• **TASK TO COMPLETE**: Word for word, set down the full listing below.
== Segment start ==
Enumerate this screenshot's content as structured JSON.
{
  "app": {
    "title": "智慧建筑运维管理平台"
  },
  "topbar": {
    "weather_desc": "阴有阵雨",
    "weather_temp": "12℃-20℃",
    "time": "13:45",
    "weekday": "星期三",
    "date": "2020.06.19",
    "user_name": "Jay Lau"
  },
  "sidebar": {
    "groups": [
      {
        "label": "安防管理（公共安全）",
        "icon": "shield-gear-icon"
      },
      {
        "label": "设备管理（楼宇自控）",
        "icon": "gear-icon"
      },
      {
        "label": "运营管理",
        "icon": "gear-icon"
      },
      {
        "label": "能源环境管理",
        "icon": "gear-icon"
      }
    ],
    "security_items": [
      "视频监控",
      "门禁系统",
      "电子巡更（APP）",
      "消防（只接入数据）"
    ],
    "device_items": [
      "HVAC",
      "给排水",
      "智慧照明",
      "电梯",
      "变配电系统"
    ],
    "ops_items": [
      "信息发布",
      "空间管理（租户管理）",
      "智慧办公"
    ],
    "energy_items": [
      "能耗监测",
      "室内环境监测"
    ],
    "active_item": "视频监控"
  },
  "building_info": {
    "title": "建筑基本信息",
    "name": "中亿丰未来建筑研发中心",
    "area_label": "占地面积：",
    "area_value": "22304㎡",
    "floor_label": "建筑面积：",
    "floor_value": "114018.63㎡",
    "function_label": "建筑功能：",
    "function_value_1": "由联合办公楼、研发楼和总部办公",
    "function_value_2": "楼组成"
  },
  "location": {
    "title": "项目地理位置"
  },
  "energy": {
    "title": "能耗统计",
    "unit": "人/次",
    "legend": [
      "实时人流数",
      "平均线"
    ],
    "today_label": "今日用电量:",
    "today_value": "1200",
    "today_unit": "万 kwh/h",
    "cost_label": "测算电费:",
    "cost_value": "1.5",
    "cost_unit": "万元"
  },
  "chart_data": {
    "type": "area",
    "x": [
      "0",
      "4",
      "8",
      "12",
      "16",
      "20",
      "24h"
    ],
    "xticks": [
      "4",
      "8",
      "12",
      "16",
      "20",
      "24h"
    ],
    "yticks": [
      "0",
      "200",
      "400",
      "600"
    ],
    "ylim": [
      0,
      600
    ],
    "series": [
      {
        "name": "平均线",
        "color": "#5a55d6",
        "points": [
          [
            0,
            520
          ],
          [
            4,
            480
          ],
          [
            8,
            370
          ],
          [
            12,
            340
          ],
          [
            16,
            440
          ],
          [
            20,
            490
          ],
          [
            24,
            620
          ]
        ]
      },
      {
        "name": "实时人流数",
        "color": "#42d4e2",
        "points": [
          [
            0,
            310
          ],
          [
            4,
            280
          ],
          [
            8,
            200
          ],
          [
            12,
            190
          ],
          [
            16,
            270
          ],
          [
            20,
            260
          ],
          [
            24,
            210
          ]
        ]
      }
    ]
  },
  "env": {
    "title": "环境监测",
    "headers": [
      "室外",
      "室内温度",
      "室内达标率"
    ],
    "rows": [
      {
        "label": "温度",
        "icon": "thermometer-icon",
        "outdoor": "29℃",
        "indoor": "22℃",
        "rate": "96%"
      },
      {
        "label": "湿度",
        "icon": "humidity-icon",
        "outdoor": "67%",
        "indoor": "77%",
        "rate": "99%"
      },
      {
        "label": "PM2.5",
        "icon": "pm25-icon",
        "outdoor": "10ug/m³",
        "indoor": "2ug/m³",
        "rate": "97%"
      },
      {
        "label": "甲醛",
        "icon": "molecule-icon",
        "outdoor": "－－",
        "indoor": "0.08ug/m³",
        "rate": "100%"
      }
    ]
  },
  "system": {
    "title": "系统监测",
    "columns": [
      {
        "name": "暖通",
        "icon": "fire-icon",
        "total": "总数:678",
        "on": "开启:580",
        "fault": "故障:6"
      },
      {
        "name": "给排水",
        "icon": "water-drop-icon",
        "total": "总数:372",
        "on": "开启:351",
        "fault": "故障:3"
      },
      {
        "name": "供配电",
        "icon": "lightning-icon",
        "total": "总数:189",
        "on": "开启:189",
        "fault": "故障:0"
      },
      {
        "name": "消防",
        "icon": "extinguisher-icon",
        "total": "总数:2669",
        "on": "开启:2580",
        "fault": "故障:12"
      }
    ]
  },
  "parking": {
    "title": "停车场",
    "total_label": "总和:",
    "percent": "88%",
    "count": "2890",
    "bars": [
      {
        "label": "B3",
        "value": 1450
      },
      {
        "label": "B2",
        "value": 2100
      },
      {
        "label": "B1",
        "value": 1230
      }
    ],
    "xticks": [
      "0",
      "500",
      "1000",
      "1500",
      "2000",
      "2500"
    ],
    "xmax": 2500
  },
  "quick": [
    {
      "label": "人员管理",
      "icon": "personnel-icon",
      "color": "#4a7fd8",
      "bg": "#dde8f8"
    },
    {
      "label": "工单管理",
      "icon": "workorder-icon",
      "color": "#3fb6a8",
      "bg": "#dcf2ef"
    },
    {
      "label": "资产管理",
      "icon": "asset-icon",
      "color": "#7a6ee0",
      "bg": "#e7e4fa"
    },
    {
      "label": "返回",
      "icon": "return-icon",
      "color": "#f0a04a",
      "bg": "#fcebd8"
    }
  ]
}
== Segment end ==
• **COMPLETED EXERCISE**:
Enumerate this screenshot's content as structured JSON.
{
  "app": {
    "title": "智慧建筑运维管理平台"
  },
  "topbar": {
    "weather_desc": "阴有阵雨",
    "weather_temp": "12℃-20℃",
    "time": "13:45",
    "weekday": "星期三",
    "date": "2020.06.19",
    "user_name": "Jay Lau"
  },
  "sidebar": {
    "groups": [
      {
        "label": "安防管理（公共安全）",
        "icon": "shield-gear-icon"
      },
      {
        "label": "设备管理（楼宇自控）",
        "icon": "gear-icon"
      },
      {
        "label": "运营管理",
        "icon": "gear-icon"
      },
      {
        "label": "能源环境管理",
        "icon": "gear-icon"
      }
    ],
    "security_items": [
      "视频监控",
      "门禁系统",
      "电子巡更（APP）",
      "消防（只接入数据）"
    ],
    "device_items": [
      "HVAC",
      "给排水",
      "智慧照明",
      "电梯",
      "变配电系统"
    ],
    "ops_items": [
      "信息发布",
      "空间管理（租户管理）",
      "智慧办公"
    ],
    "energy_items": [
      "能耗监测",
      "室内环境监测"
    ],
    "active_item": "视频监控"
  },
  "building_info": {
    "title": "建筑基本信息",
    "name": "中亿丰未来建筑研发中心",
    "area_label": "占地面积：",
    "area_value": "22304㎡",
    "floor_label": "建筑面积：",
    "floor_value": "114018.63㎡",
    "function_label": "建筑功能：",
    "function_value_1": "由联合办公楼、研发楼和总部办公",
    "function_value_2": "楼组成"
  },
  "location": {
    "title": "项目地理位置"
  },
  "energy": {
    "title": "能耗统计",
    "unit": "人/次",
    "legend": [
      "实时人流数",
      "平均线"
    ],
    "today_label": "今日用电量:",
    "today_value": "1200",
    "today_unit": "万 kwh/h",
    "cost_label": "测算电费:",
    "cost_value": "1.5",
    "cost_unit": "万元"
  },
  "chart_data": {
    "type": "area",
    "x": [
      "0",
      "4",
      "8",
      "12",
      "16",
      "20",
      "24h"
    ],
    "xticks": [
      "4",
      "8",
      "12",
      "16",
      "20",
      "24h"
    ],
    "yticks": [
      "0",
      "200",
      "400",
      "600"
    ],
    "ylim": [
      0,
      600
    ],
    "series": [
      {
        "name": "平均线",
        "color": "#5a55d6",
        "points": [
          [
            0,
            520
          ],
          [
            4,
            480
          ],
          [
            8,
            370
          ],
          [
            12,
            340
          ],
          [
            16,
            440
          ],
          [
            20,
            490
          ],
          [
            24,
            620
          ]
        ]
      },
      {
        "name": "实时人流数",
        "color": "#42d4e2",
        "points": [
          [
            0,
            310
          ],
          [
            4,
            280
          ],
          [
            8,
            200
          ],
          [
            12,
            190
          ],
          [
            16,
            270
          ],
          [
            20,
            260
          ],
          [
            24,
            210
          ]
        ]
      }
    ]
  },
  "env": {
    "title": "环境监测",
    "headers": [
      "室外",
      "室内温度",
      "室内达标率"
    ],
    "rows": [
      {
        "label": "温度",
        "icon": "thermometer-icon",
        "outdoor": "29℃",
        "indoor": "22℃",
        "rate": "96%"
      },
      {
        "label": "湿度",
        "icon": "humidity-icon",
        "outdoor": "67%",
        "indoor": "77%",
        "rate": "99%"
      },
      {
        "label": "PM2.5",
        "icon": "pm25-icon",
        "outdoor": "10ug/m³",
        "indoor": "2ug/m³",
        "rate": "97%"
      },
      {
        "label": "甲醛",
        "icon": "molecule-icon",
        "outdoor": "－－",
        "indoor": "0.08ug/m³",
        "rate": "100%"
      }
    ]
  },
  "system": {
    "title": "系统监测",
    "columns": [
      {
        "name": "暖通",
        "icon": "fire-icon",
        "total": "总数:678",
        "on": "开启:580",
        "fault": "故障:6"
      },
      {
        "name": "给排水",
        "icon": "water-drop-icon",
        "total": "总数:372",
        "on": "开启:351",
        "fault": "故障:3"
      },
      {
        "name": "供配电",
        "icon": "lightning-icon",
        "total": "总数:189",
        "on": "开启:189",
        "fault": "故障:0"
      },
      {
        "name": "消防",
        "icon": "extinguisher-icon",
        "total": "总数:2669",
        "on": "开启:2580",
        "fault": "故障:12"
      }
    ]
  },
  "parking": {
    "title": "停车场",
    "total_label": "总和:",
    "percent": "88%",
    "count": "2890",
    "bars": [
      {
        "label": "B3",
        "value": 1450
      },
      {
        "label": "B2",
        "value": 2100
      },
      {
        "label": "B1",
        "value": 1230
      }
    ],
    "xticks": [
      "0",
      "500",
      "1000",
      "1500",
      "2000",
      "2500"
    ],
    "xmax": 2500
  },
  "quick": [
    {
      "label": "人员管理",
      "icon": "personnel-icon",
      "color": "#4a7fd8",
      "bg": "#dde8f8"
    },
    {
      "label": "工单管理",
      "icon": "workorder-icon",
      "color": "#3fb6a8",
      "bg": "#dcf2ef"
    },
    {
      "label": "资产管理",
      "icon": "asset-icon",
      "color": "#7a6ee0",
      "bg": "#e7e4fa"
    },
    {
      "label": "返回",
      "icon": "return-icon",
      "color": "#f0a04a",
      "bg": "#fcebd8"
    }
  ]
}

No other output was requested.